#WomensDay: Mothers who are single and slaying it
It’s still uncommon for single women to choose to have children. There’s stigma and an endless barrage of questions. Women who’ve taken this path couldn’t care less, we found. They are preparing for the long game and hard conversations, not so much with society as with their children.
It’s still uncommon for single women to choose to have children. There’s stigma and an endless barrage of questions. Women who’ve taken this path couldn’t care less, we found. They are preparing for the long game and hard conversations, not so much with society as with their children. Three women tell us their stories.
Supriya Deverkonda, 40s, New Delhi
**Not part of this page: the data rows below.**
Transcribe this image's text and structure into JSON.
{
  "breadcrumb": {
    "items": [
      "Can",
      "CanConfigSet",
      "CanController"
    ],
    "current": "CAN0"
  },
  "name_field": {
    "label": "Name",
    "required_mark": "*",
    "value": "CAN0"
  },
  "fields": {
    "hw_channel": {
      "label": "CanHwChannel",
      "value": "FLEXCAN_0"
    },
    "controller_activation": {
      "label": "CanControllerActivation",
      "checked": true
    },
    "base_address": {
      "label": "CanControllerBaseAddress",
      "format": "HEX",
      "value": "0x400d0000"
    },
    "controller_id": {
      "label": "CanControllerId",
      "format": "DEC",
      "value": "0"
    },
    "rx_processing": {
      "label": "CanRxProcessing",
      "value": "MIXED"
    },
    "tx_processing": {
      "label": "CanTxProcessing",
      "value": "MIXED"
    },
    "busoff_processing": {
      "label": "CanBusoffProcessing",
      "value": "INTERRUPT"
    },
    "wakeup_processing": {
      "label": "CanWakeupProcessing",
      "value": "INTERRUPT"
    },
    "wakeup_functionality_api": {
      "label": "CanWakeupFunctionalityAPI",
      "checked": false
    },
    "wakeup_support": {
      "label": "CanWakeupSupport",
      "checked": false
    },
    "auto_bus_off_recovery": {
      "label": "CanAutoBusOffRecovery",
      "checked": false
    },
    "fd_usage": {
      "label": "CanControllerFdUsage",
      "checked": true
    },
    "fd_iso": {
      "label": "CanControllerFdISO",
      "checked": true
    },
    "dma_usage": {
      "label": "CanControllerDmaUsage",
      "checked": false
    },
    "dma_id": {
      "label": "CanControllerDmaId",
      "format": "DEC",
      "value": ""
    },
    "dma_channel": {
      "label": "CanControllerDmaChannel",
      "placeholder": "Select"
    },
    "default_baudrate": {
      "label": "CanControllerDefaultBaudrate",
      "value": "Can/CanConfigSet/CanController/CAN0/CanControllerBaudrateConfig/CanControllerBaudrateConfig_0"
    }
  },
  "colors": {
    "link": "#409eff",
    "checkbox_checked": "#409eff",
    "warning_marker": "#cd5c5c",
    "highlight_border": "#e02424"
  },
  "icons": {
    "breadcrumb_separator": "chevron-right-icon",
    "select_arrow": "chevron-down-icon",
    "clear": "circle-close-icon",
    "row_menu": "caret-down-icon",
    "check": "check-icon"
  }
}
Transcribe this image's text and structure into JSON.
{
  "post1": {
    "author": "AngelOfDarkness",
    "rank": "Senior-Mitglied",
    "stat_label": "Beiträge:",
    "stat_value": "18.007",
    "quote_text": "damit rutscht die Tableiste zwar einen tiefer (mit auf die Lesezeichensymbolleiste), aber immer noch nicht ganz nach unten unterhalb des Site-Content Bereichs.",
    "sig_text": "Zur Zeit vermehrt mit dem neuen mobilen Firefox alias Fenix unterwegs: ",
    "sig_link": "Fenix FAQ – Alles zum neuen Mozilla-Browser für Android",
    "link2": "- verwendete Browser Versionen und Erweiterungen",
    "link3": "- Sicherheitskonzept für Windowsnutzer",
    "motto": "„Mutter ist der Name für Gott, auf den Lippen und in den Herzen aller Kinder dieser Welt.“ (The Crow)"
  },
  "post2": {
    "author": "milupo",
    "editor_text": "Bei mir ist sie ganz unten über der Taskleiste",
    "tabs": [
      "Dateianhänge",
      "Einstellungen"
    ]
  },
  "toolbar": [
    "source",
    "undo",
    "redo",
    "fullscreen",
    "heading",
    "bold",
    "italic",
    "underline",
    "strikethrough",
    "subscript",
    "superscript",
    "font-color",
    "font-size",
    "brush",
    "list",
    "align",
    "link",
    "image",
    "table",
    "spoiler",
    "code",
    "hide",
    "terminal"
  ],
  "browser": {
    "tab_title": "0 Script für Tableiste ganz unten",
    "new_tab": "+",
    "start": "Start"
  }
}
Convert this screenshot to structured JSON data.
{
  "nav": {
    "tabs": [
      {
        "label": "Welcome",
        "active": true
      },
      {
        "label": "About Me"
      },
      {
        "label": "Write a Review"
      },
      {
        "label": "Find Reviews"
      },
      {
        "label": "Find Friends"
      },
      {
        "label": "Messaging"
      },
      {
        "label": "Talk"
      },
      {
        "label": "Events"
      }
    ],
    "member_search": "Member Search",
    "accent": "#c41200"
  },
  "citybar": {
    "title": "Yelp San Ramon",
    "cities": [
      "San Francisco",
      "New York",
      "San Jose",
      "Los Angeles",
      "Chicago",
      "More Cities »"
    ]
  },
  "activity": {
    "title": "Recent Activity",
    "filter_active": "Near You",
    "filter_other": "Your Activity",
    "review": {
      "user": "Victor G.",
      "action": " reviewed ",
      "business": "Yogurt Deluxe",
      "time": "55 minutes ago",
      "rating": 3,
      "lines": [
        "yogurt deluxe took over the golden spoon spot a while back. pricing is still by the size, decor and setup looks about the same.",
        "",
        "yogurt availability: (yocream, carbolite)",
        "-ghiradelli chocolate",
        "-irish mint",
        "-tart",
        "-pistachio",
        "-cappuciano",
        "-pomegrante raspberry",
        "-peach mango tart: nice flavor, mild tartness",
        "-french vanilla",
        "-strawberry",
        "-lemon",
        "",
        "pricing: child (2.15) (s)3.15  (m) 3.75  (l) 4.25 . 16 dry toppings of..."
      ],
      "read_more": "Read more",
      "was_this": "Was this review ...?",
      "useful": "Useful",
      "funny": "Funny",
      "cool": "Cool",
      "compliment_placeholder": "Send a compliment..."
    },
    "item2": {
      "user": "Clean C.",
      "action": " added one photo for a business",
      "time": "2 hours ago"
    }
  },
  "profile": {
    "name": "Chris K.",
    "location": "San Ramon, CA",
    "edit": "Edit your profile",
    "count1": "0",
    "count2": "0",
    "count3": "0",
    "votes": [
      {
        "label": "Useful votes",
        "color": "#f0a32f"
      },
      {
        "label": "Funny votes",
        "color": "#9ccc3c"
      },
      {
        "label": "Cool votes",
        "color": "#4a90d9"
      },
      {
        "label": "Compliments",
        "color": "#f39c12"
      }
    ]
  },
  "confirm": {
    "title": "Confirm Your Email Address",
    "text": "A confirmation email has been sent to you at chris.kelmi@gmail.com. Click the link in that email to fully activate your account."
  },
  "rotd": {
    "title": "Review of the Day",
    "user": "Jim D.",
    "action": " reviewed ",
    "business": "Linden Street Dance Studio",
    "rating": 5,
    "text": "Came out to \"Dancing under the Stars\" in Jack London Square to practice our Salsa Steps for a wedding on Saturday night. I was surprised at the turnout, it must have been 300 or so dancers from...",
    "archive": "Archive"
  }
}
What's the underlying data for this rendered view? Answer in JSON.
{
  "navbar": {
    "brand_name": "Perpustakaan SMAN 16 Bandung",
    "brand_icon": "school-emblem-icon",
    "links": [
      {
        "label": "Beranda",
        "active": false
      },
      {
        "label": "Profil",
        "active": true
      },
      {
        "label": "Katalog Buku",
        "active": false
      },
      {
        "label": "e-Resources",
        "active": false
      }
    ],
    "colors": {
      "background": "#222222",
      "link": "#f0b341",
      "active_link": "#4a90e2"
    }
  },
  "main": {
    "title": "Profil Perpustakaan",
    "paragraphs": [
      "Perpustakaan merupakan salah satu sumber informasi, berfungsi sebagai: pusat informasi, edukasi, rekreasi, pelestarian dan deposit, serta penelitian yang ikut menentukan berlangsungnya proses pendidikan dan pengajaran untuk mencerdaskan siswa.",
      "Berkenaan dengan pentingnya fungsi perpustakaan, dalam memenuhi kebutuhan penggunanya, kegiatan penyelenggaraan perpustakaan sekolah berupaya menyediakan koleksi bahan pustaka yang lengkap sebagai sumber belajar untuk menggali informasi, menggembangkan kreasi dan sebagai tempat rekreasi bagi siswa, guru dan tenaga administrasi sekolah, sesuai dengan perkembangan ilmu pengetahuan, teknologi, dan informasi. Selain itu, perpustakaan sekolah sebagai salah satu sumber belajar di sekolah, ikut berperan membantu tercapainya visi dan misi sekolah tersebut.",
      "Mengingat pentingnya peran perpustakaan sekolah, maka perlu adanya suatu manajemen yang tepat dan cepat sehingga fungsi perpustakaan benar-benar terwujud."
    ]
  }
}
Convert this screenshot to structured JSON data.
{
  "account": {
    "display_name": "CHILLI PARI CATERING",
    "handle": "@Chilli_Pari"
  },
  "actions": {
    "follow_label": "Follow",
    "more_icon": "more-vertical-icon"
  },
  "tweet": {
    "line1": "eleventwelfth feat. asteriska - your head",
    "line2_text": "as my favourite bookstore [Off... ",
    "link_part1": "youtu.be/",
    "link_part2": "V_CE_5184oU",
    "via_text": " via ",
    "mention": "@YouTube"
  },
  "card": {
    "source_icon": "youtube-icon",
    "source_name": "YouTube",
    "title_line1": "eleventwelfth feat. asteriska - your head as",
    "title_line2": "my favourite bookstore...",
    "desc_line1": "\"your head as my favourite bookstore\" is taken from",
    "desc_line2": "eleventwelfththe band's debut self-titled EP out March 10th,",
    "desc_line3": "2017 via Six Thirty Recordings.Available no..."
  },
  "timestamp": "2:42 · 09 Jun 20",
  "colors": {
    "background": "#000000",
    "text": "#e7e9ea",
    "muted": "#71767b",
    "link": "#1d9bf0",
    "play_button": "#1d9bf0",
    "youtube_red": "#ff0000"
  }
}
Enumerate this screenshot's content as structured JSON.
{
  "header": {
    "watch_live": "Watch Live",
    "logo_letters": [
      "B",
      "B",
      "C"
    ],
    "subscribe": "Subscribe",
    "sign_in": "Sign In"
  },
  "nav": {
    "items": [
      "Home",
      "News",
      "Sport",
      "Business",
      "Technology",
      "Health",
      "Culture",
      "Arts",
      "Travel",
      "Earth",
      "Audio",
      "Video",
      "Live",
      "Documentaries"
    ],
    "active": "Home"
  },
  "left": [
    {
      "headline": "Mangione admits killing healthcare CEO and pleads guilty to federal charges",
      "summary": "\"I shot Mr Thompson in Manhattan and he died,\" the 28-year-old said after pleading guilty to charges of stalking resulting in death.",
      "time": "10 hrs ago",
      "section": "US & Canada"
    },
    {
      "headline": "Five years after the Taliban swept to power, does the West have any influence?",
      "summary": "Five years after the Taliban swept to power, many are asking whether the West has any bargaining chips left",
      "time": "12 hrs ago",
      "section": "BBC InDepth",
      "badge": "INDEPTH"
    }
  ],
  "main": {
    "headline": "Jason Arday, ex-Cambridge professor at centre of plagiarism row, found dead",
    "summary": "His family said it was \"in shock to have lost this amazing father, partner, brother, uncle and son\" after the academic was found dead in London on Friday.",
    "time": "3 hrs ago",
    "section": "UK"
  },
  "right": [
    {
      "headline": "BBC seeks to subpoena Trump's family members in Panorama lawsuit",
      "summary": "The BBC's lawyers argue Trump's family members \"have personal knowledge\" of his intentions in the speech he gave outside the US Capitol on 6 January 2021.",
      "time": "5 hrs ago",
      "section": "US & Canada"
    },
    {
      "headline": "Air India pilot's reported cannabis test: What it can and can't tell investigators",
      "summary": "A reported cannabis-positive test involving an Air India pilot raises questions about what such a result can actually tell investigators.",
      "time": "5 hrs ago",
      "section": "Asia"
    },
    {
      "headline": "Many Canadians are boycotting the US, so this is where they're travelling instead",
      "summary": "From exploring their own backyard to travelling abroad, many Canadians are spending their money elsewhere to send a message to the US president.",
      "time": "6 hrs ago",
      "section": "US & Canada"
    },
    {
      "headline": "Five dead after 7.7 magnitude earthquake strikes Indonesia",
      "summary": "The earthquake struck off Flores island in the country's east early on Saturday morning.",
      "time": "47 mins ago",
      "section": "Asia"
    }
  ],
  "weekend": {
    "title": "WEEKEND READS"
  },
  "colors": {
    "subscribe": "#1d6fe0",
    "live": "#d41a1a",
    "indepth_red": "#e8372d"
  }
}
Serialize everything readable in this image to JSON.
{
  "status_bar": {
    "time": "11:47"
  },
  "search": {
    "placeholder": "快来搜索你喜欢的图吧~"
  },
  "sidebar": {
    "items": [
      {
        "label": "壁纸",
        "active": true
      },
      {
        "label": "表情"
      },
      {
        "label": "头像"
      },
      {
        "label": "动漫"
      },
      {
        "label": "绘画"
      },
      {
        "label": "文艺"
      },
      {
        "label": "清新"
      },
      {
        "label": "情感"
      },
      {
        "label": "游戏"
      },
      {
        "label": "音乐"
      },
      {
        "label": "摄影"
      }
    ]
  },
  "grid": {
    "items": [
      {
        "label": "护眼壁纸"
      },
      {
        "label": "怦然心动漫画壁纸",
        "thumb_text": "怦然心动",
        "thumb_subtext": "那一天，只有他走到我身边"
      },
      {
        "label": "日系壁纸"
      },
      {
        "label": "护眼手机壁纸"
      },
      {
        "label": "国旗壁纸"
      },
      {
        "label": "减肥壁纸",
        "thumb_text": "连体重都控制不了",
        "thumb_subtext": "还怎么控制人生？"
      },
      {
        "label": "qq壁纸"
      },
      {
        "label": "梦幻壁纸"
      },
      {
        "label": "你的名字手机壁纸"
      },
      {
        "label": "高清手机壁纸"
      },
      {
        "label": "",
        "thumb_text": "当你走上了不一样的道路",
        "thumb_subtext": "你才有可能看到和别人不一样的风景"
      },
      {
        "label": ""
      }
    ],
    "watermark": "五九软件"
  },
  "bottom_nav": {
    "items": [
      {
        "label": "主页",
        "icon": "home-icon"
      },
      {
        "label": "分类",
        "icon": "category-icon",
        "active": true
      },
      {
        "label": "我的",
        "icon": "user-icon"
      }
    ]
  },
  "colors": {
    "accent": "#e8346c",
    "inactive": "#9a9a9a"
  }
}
Had a girl child through adoption in 2013
Kids were my weakness and I always knew my child would be my best friend. I went through the process of looking for a suitable partner, but it didn’t yield results.
Wanting to follow in Sushmita Sen’s steps, I informed my parents of my desire to adopt. They readily agreed. My parents defied convention too; my mom is older than dad. And they supported me every step of the way.
It’s been seven years with my daughter, Maanasvi. She’s active, curious, like any other girl her age. And although she hankered for her father when she was smaller, she accepted my father as a father figure. Now she’s secure and understands I am her mother, father and best friend. So much so that she has strictly warned me not to marry (in case my love gets divided).
Questions arise on who is her father and why she doesn’t have one. When I clarify I am not married, some are shocked and some show a keen interest to know more. It was not easy for anyone in the system to accept she has no “father’s name”. At the passport office, I had to hear in counter after counter, “Baap ka naam kyun nahi” (Why isn’t there a father’s name?).
Adoption today is perceived as a noble deed. I know the intentions of those saying that is good, but for me, it was a path to parenting a child. Fortunately, Maanasvi and I received wide acceptance. An 80 year-old friend of my father’s started applauding us when he saw me walking her; an old economics teacher I bumped into said she was proud of me for having the courage to be a single mother by choice. The fact is, I wanted a child, and now I have one.
Eleena Banik, late 40s, Kolkata
Had a girl child through IVF in 2012
I am a painter and an activist in the fight against the patriarchy. I am also a mother.
I always wanted to have a child, but not with my ex-husband. Ten years after I got divorced, I felt it was time. I chose an old college friend to be the donor.
Amaravati is now seven. Bringing her up hasn’t been easy. I would have never survived the initial months without a nurse and a trained maid. It’s not easy even now. But the good moments — putting my arms around her, watching her sleep — fuel me.
One of my neighbours, an elderly woman, used to say to me, “We know where the child comes from,” rather derogatorily. She was an exception. Others have been nice. I am often asked, “Where is your child’s father?” Even a security guard at the school asked me that. “She is an IVF child,” is all I say. While filling forms too, I write, “IVF child”.
Amaravati knows who her father is. They have met too, but she never talks about him to outsiders. Of course, my decision came as a shock to my family. But my mother has turned out to be my biggest support. She helps me in every possible way.
A*, 36, New Delhi
Had a boy baby through IVF in 2019
I always wanted two children: one I would birth, one I would adopt. I’m half way there; I just never thought I would still be single.
After my engagement didn’t work out two years ago, I thought about having a baby. Even I wasn’t sure whether I could go through with it. But my sister-in-law encouraged me and got the rest of the family in my corner. She told them what matters is my happiness, not what people might say.
My son is a month old and my life has already changed. Friends ask, “How will you take care of your baby after your parents pass away?” or “What will happen once your brother and sister-in-law become busy in their own lives?” I tell them that’s why I had a child. I will still have my family.
I know there’s a lot waiting in store for me, but with the kind of support that I have received, I know I will be unfazed. When I look at my son, my worries do not matter. I also can’t wait for him to grow up a little and play with me.
Motherhood has been wonderful and tiring. Thankfully, I live with my family and help is at hand. In a year, I would like to adopt another child and complete my family.
(*Name withheld on request)